Now in Jesus’ time, having the sun darken during midday would have been experienced as an omen, and not a good omen. Darkness was to be feared, as were any natural occurrences outside the norm. In our wonderfully enlightened age we find that rather silly, though we could be forgiven for wondering just a bit since this year’s eclipse was followed only days later by Hurricane Harvey making landfall in Texas, the Chiapas earthquake in southern Mexico on September 7th, Hurricane Irma making landfall in Florida on September 10th, the earthquake centered near Cuernavaca on September 19th, Hurricane Maria hitting Puerto Rico on the 20th, and the most horrific fires ever experienced in the history of the state of California breaking out during the night of October 8th. While I do not believe these events are in any way connected to the eclipse, there is certainly no denying those were a disastrous seven weeks.
So what does all this have to do with the apocalyptic language of today’s Gospel? Absolutely nothing, except to remind us that for all our scientific know-how, we have no control whatsoever over natural phenomena, and in many cases limited to no warning that they are about to occur. So while Jesus’ catalog of the signs leading up to a second coming are not something we Episcopalians take literally, his advice to keep alert can have very practical implications. Our brother and sister clergy friends in Cuernavaca were having a meeting in the Cathedral in the old part of the city when the earthquake struck in September. By the grace of God and the quick action of Bishop Enrique they escaped into the street where, as other buildings in the area fell, they waited to see if the Cathedral, too, would collapse. It did not. I don’t know how much damage it may have sustained. Closer to home, I’m sure many of you read about the family of the U of O soccer player who barely escaped the fires in Santa Rosa. Her parents and sister had returned home from a wedding in Sacramento and gone to bed early. Around 10:30 the mother smelled smoke so turned on the news to learn that the fire was 20 miles away, scary but no reason to panic she decided. A couple hours later the power went out which awakened the player’s sister. She decided to take her dad’s pickup and drive around the neighborhood to see what was going on. She roared back into the driveway minutes later shouting they needed to leave immediately. Unable to find their two cats in the darkened house, the three family members grabbed their laptops and cell phones and took off, driving up and over the hill they lived on, rather than downhill as usual. They learned later that three cars that took the lower route were caught in the fire.
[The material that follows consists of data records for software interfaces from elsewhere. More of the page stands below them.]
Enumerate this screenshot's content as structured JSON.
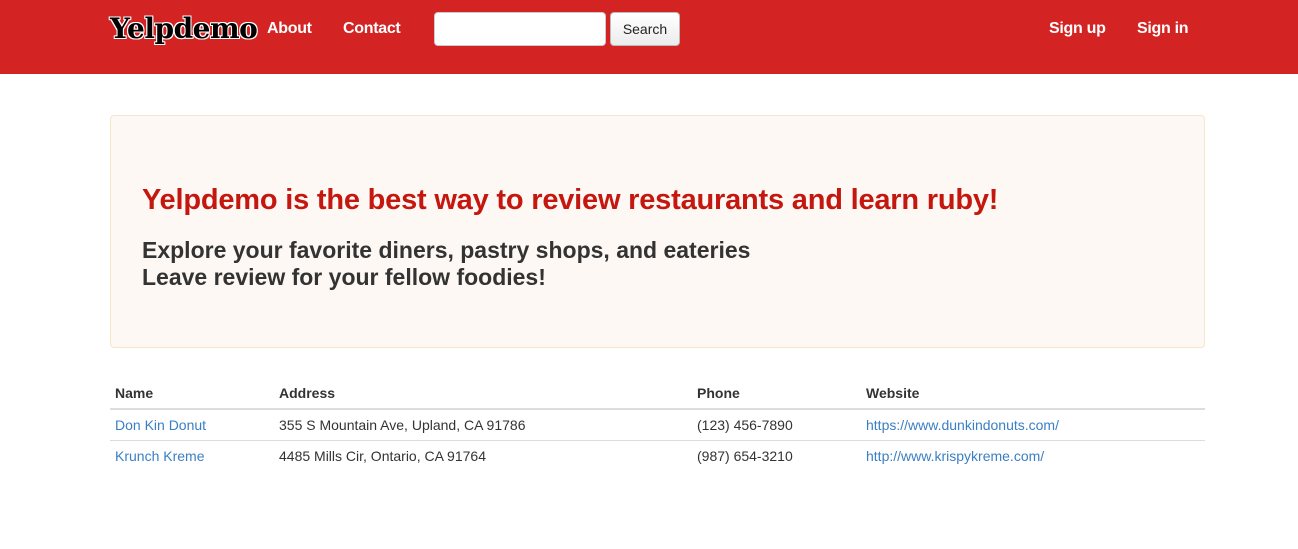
{
  "navbar": {
    "brand": "Yelpdemo",
    "links": [
      {
        "label": "About"
      },
      {
        "label": "Contact"
      }
    ],
    "search": {
      "placeholder": "",
      "value": "",
      "button_label": "Search"
    },
    "auth": [
      {
        "label": "Sign up"
      },
      {
        "label": "Sign in"
      }
    ]
  },
  "hero": {
    "title": "Yelpdemo is the best way to review restaurants and learn ruby!",
    "subtitle_line1": "Explore your favorite diners, pastry shops, and eateries",
    "subtitle_line2": "Leave review for your fellow foodies!"
  },
  "table": {
    "headers": [
      "Name",
      "Address",
      "Phone",
      "Website"
    ],
    "rows": [
      {
        "name": "Don Kin Donut",
        "address": "355 S Mountain Ave, Upland, CA 91786",
        "phone": "(123) 456-7890",
        "website": "https://www.dunkindonuts.com/"
      },
      {
        "name": "Krunch Kreme",
        "address": "4485 Mills Cir, Ontario, CA 91764",
        "phone": "(987) 654-3210",
        "website": "http://www.krispykreme.com/"
      }
    ]
  },
  "colors": {
    "navbar_bg": "#d42323",
    "hero_title": "#c4170f",
    "link": "#3a7fc4",
    "hero_bg": "#fdf8f3"
  }
}
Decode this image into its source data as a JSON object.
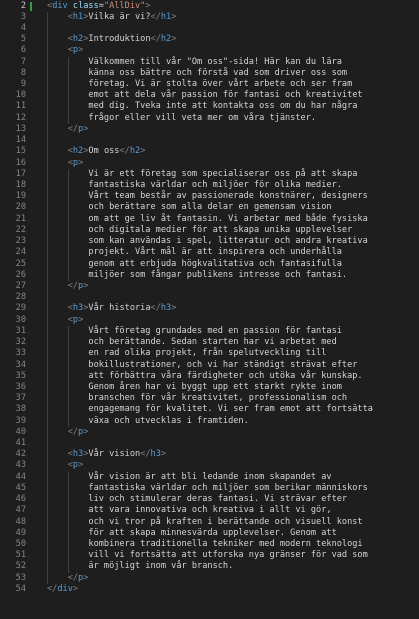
{
  "editor": {
    "active_line": 2,
    "modified_lines": [
      2
    ],
    "lines": [
      {
        "n": 2,
        "indent": 0,
        "kind": "open",
        "tag": "div",
        "attr": "class",
        "value": "\"AllDiv\""
      },
      {
        "n": 3,
        "indent": 1,
        "kind": "element",
        "tag": "h1",
        "text": "Vilka är vi?"
      },
      {
        "n": 4,
        "indent": 1,
        "kind": "blank"
      },
      {
        "n": 5,
        "indent": 1,
        "kind": "element",
        "tag": "h2",
        "text": "Introduktion"
      },
      {
        "n": 6,
        "indent": 1,
        "kind": "open",
        "tag": "p"
      },
      {
        "n": 7,
        "indent": 2,
        "kind": "text",
        "text": "Välkommen till vår \"Om oss\"-sida! Här kan du lära"
      },
      {
        "n": 8,
        "indent": 2,
        "kind": "text",
        "text": "känna oss bättre och förstå vad som driver oss som"
      },
      {
        "n": 9,
        "indent": 2,
        "kind": "text",
        "text": "företag. Vi är stolta över vårt arbete och ser fram"
      },
      {
        "n": 10,
        "indent": 2,
        "kind": "text",
        "text": "emot att dela vår passion för fantasi och kreativitet"
      },
      {
        "n": 11,
        "indent": 2,
        "kind": "text",
        "text": "med dig. Tveka inte att kontakta oss om du har några"
      },
      {
        "n": 12,
        "indent": 2,
        "kind": "text",
        "text": "frågor eller vill veta mer om våra tjänster."
      },
      {
        "n": 13,
        "indent": 1,
        "kind": "close",
        "tag": "p"
      },
      {
        "n": 14,
        "indent": 1,
        "kind": "blank"
      },
      {
        "n": 15,
        "indent": 1,
        "kind": "element",
        "tag": "h2",
        "text": "Om oss"
      },
      {
        "n": 16,
        "indent": 1,
        "kind": "open",
        "tag": "p"
      },
      {
        "n": 17,
        "indent": 2,
        "kind": "text",
        "text": "Vi är ett företag som specialiserar oss på att skapa"
      },
      {
        "n": 18,
        "indent": 2,
        "kind": "text",
        "text": "fantastiska världar och miljöer för olika medier."
      },
      {
        "n": 19,
        "indent": 2,
        "kind": "text",
        "text": "Vårt team består av passionerade konstnärer, designers"
      },
      {
        "n": 20,
        "indent": 2,
        "kind": "text",
        "text": "och berättare som alla delar en gemensam vision"
      },
      {
        "n": 21,
        "indent": 2,
        "kind": "text",
        "text": "om att ge liv åt fantasin. Vi arbetar med både fysiska"
      },
      {
        "n": 22,
        "indent": 2,
        "kind": "text",
        "text": "och digitala medier för att skapa unika upplevelser"
      },
      {
        "n": 23,
        "indent": 2,
        "kind": "text",
        "text": "som kan användas i spel, litteratur och andra kreativa"
      },
      {
        "n": 24,
        "indent": 2,
        "kind": "text",
        "text": "projekt. Vårt mål är att inspirera och underhålla"
      },
      {
        "n": 25,
        "indent": 2,
        "kind": "text",
        "text": "genom att erbjuda högkvalitativa och fantasifulla"
      },
      {
        "n": 26,
        "indent": 2,
        "kind": "text",
        "text": "miljöer som fångar publikens intresse och fantasi."
      },
      {
        "n": 27,
        "indent": 1,
        "kind": "close",
        "tag": "p"
      },
      {
        "n": 28,
        "indent": 1,
        "kind": "blank"
      },
      {
        "n": 29,
        "indent": 1,
        "kind": "element",
        "tag": "h3",
        "text": "Vår historia"
      },
      {
        "n": 30,
        "indent": 1,
        "kind": "open",
        "tag": "p"
      },
      {
        "n": 31,
        "indent": 2,
        "kind": "text",
        "text": "Vårt företag grundades med en passion för fantasi"
      },
      {
        "n": 32,
        "indent": 2,
        "kind": "text",
        "text": "och berättande. Sedan starten har vi arbetat med"
      },
      {
        "n": 33,
        "indent": 2,
        "kind": "text",
        "text": "en rad olika projekt, från spelutveckling till"
      },
      {
        "n": 34,
        "indent": 2,
        "kind": "text",
        "text": "bokillustrationer, och vi har ständigt strävat efter"
      },
      {
        "n": 35,
        "indent": 2,
        "kind": "text",
        "text": "att förbättra våra färdigheter och utöka vår kunskap."
      },
      {
        "n": 36,
        "indent": 2,
        "kind": "text",
        "text": "Genom åren har vi byggt upp ett starkt rykte inom"
      },
      {
        "n": 37,
        "indent": 2,
        "kind": "text",
        "text": "branschen för vår kreativitet, professionalism och"
      },
      {
        "n": 38,
        "indent": 2,
        "kind": "text",
        "text": "engagemang för kvalitet. Vi ser fram emot att fortsätta"
      },
      {
        "n": 39,
        "indent": 2,
        "kind": "text",
        "text": "växa och utvecklas i framtiden."
      },
      {
        "n": 40,
        "indent": 1,
        "kind": "close",
        "tag": "p"
      },
      {
        "n": 41,
        "indent": 1,
        "kind": "blank"
      },
      {
        "n": 42,
        "indent": 1,
        "kind": "element",
        "tag": "h3",
        "text": "Vår vision"
      },
      {
        "n": 43,
        "indent": 1,
        "kind": "open",
        "tag": "p"
      },
      {
        "n": 44,
        "indent": 2,
        "kind": "text",
        "text": "Vår vision är att bli ledande inom skapandet av"
      },
      {
        "n": 45,
        "indent": 2,
        "kind": "text",
        "text": "fantastiska världar och miljöer som berikar människors"
      },
      {
        "n": 46,
        "indent": 2,
        "kind": "text",
        "text": "liv och stimulerar deras fantasi. Vi strävar efter"
      },
      {
        "n": 47,
        "indent": 2,
        "kind": "text",
        "text": "att vara innovativa och kreativa i allt vi gör,"
      },
      {
        "n": 48,
        "indent": 2,
        "kind": "text",
        "text": "och vi tror på kraften i berättande och visuell konst"
      },
      {
        "n": 49,
        "indent": 2,
        "kind": "text",
        "text": "för att skapa minnesvärda upplevelser. Genom att"
      },
      {
        "n": 50,
        "indent": 2,
        "kind": "text",
        "text": "kombinera traditionella tekniker med modern teknologi"
      },
      {
        "n": 51,
        "indent": 2,
        "kind": "text",
        "text": "vill vi fortsätta att utforska nya gränser för vad som"
      },
      {
        "n": 52,
        "indent": 2,
        "kind": "text",
        "text": "är möjligt inom vår bransch."
      },
      {
        "n": 53,
        "indent": 1,
        "kind": "close",
        "tag": "p"
      },
      {
        "n": 54,
        "indent": 0,
        "kind": "close",
        "tag": "div"
      }
    ]
  },
  "colors": {
    "background": "#1e1e1e",
    "line_number": "#858585",
    "line_number_active": "#c6c6c6",
    "tag": "#569cd6",
    "punctuation": "#808080",
    "attribute": "#9cdcfe",
    "string": "#ce9178",
    "text": "#d4d4d4",
    "indent_guide": "#404040",
    "modified_marker": "#2ea043"
  }
}
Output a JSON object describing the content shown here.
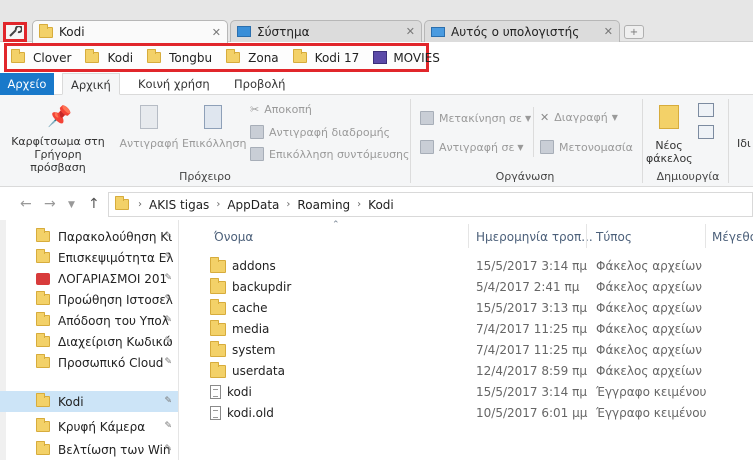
{
  "tabs": [
    {
      "label": "Kodi",
      "icon": "folder-icon",
      "active": true
    },
    {
      "label": "Σύστημα",
      "icon": "system-icon",
      "active": false
    },
    {
      "label": "Αυτός ο υπολογιστής",
      "icon": "computer-icon",
      "active": false
    }
  ],
  "bookmarks": [
    {
      "label": "Clover",
      "icon": "folder-icon"
    },
    {
      "label": "Kodi",
      "icon": "folder-icon"
    },
    {
      "label": "Tongbu",
      "icon": "folder-icon"
    },
    {
      "label": "Zona",
      "icon": "folder-icon"
    },
    {
      "label": "Kodi 17",
      "icon": "folder-icon"
    },
    {
      "label": "MOVIES",
      "icon": "film-icon"
    }
  ],
  "ribbon_tabs": {
    "file": "Αρχείο",
    "home": "Αρχική",
    "share": "Κοινή χρήση",
    "view": "Προβολή"
  },
  "ribbon": {
    "clipboard": {
      "pin": "Καρφίτσωμα στη Γρήγορη πρόσβαση",
      "copy": "Αντιγραφή",
      "paste": "Επικόλληση",
      "cut": "Αποκοπή",
      "copy_path": "Αντιγραφή διαδρομής",
      "paste_shortcut": "Επικόλληση συντόμευσης",
      "group": "Πρόχειρο"
    },
    "organize": {
      "move_to": "Μετακίνηση σε",
      "copy_to": "Αντιγραφή σε",
      "delete": "Διαγραφή",
      "rename": "Μετονομασία",
      "group": "Οργάνωση"
    },
    "new": {
      "new_folder": "Νέος φάκελος",
      "group": "Δημιουργία"
    },
    "props_cut": "Ιδι"
  },
  "address": {
    "crumbs": [
      "AKIS tigas",
      "AppData",
      "Roaming",
      "Kodi"
    ]
  },
  "nav_pane": [
    {
      "label": "Παρακολούθηση Κι",
      "icon": "folder-icon",
      "selected": false
    },
    {
      "label": "Επισκεψιμότητα Ελ",
      "icon": "folder-icon",
      "selected": false
    },
    {
      "label": "ΛΟΓΑΡΙΑΣΜΟΙ  201",
      "icon": "excel-icon",
      "selected": false
    },
    {
      "label": "Προώθηση Ιστοσελ",
      "icon": "folder-icon",
      "selected": false
    },
    {
      "label": "Απόδοση του Υπολ",
      "icon": "folder-icon",
      "selected": false
    },
    {
      "label": "Διαχείριση Κωδικώ",
      "icon": "folder-icon",
      "selected": false
    },
    {
      "label": "Προσωπικό Cloud",
      "icon": "folder-icon",
      "selected": false
    },
    {
      "label": "Kodi",
      "icon": "folder-icon",
      "selected": true
    },
    {
      "label": "Κρυφή Κάμερα",
      "icon": "folder-icon",
      "selected": false
    },
    {
      "label": "Βελτίωση των Win",
      "icon": "folder-icon",
      "selected": false
    }
  ],
  "columns": {
    "name": "Όνομα",
    "date": "Ημερομηνία τροπ...",
    "type": "Τύπος",
    "size": "Μέγεθο"
  },
  "files": [
    {
      "name": "addons",
      "date": "15/5/2017 3:14 πμ",
      "type": "Φάκελος αρχείων",
      "icon": "folder-icon"
    },
    {
      "name": "backupdir",
      "date": "5/4/2017 2:41 πμ",
      "type": "Φάκελος αρχείων",
      "icon": "folder-icon"
    },
    {
      "name": "cache",
      "date": "15/5/2017 3:13 πμ",
      "type": "Φάκελος αρχείων",
      "icon": "folder-icon"
    },
    {
      "name": "media",
      "date": "7/4/2017 11:25 πμ",
      "type": "Φάκελος αρχείων",
      "icon": "folder-icon"
    },
    {
      "name": "system",
      "date": "7/4/2017 11:25 πμ",
      "type": "Φάκελος αρχείων",
      "icon": "folder-icon"
    },
    {
      "name": "userdata",
      "date": "12/4/2017 8:59 πμ",
      "type": "Φάκελος αρχείων",
      "icon": "folder-icon"
    },
    {
      "name": "kodi",
      "date": "15/5/2017 3:14 πμ",
      "type": "Έγγραφο κειμένου",
      "icon": "text-file-icon"
    },
    {
      "name": "kodi.old",
      "date": "10/5/2017 6:01 μμ",
      "type": "Έγγραφο κειμένου",
      "icon": "text-file-icon"
    }
  ],
  "colors": {
    "accent": "#1979ca",
    "highlight": "#e1262b",
    "selected": "#cce4f7"
  }
}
A few days later the player’s uncle, who is a battalion chief for the San Francisco Fire Department, visited the ash-littered site where their home had stood and estimated that had they stayed eight minutes longer they too would have died in the fire. What caused them to go up the hill that night rather than down? What inner voices prompted them to flee so quickly that they even left behind the family cats? God is always with us, if only we are willing to listen.
In addition to the practical, though, Jesus’ admonition to keep alert, beware, or be aware has a spiritual component as well, and not just in terms of the second coming. We are told that Christ lives in each one of us. How often do we miss the essential goodness of someone we know because it is hidden, invisible in the face of their brighter, louder, public persona? There’s an age old question, would you follow Jesus if he appeared among us today? Well, of course you would, if you knew it was Jesus. The birth of the Christ Child, the first coming if you will, which we commemorate at Christmas did not occur with great fanfare. A baby was born in modest surroundings to seemingly very ordinary parents. Matthew tells us a star appeared that prompted wise men from the east to travel to Bethlehem to pay him homage. Luke tells us angels appeared to some shepherds who likewise came into town to observe this babe about which they had been told. But that was about it. Granted Herod went on a killing spree, feeling threatened to hear from the wise men that a king had been born, but he didn’t succeed in killing Jesus, partly because Joseph had taken his family away from Bethlehem by then, but also because nobody knew who Jesus was! Years later, after Jesus began his ministry, he still wasn’t universally accepted. There’s no reason to believe he would be today, even among Christians. It would depend, I suspect, on what facets of his being people were able to see. It’s perfectly possible that his most obvious traits could be very off-putting, so that only those people able to see past the external to the very beautiful but not immediately obvious inner being would answer his call.
As I just said a moment ago, we face this same challenge on a much less momentous but still very important level every day of our lives, in trying to get past the external in order to recognize the Christ in the people with whom we cross paths. There’s an individual I’ve known for many years who until fairly recently absolutely drove me crazy. My impulse upon seeing this person coming was to pivot and head the other way, not that I did so of course,…..usually. Consequently when I was faced with being in a situation where we were going to be together all day everyday for an extended period of time, I wasn’t sure I could, or wanted, to handle it. But then I thought, how much power was I willing to give this person, so I decided to go. The second day, in a very relaxed setting my nemesis made a comment as I was looking at people from the side, that reminded me so strongly of a character in one of my favorite television shows I could hardly believe it. Just as happened decades ago with a student, about whom I preached once on the Feast of the Transfiguration, this person was in my eyes transfigured, and as a result our relationship was transformed. I was able to see past the traits that had always irritated me to the very intelligent, hardworking, exceedingly generous and deeply faithful person at the core of this individual’s being. Make no mistake, this person can still get on my nerves, but not like in the old days, and if I do say so myself, I think I’m having a bit of a positive effect. This delightful soul is loosening up a bit, taking self and others a bit less seriously.
This is a lighthearted example, but it’s real and it speaks to the point that rarely, I won’t say never, but rarely do we encounter people who have absolutely no redeeming qualities. Evil does exist, and it would be wrong to pretend otherwise. However, I truly do believe the total absence of goodness really is the exception. Perhaps in this season of Advent, as we prepare our hearts and homes for the coming of the Christ child at Christmas, we could make it a priority to look harder than we usually do for the Christ in others, and in ourselves. Perhaps we could try to make eye contact with people we pass on the street, or encounter when we’re out Christmas shopping. Perhaps we could stick around after church long enough to speak to someone here at St. Mary’s to whom we’ve never spoken before, or at least not for a very long time. Perhaps we could take time to sit alone, in front of the fire, or next to the newly decorated Christmas tree, and listen to what our own hearts have to say to us.
I’ve only seen the sun’s corona, it’s crown, once in my life, because it can only be seen when the sun is shining yet is completely blotted out. Similarly, for us to be able to see the corona, the halo, the crown of the people around us, we have to find a way, while allowing them to be fully who they are, to see past their public outer selves to the subtly beautiful and loving people they are inside. If we can do that, then in the words of the old Bonnie Tyler song, we just might experience a total eclipse of the heart.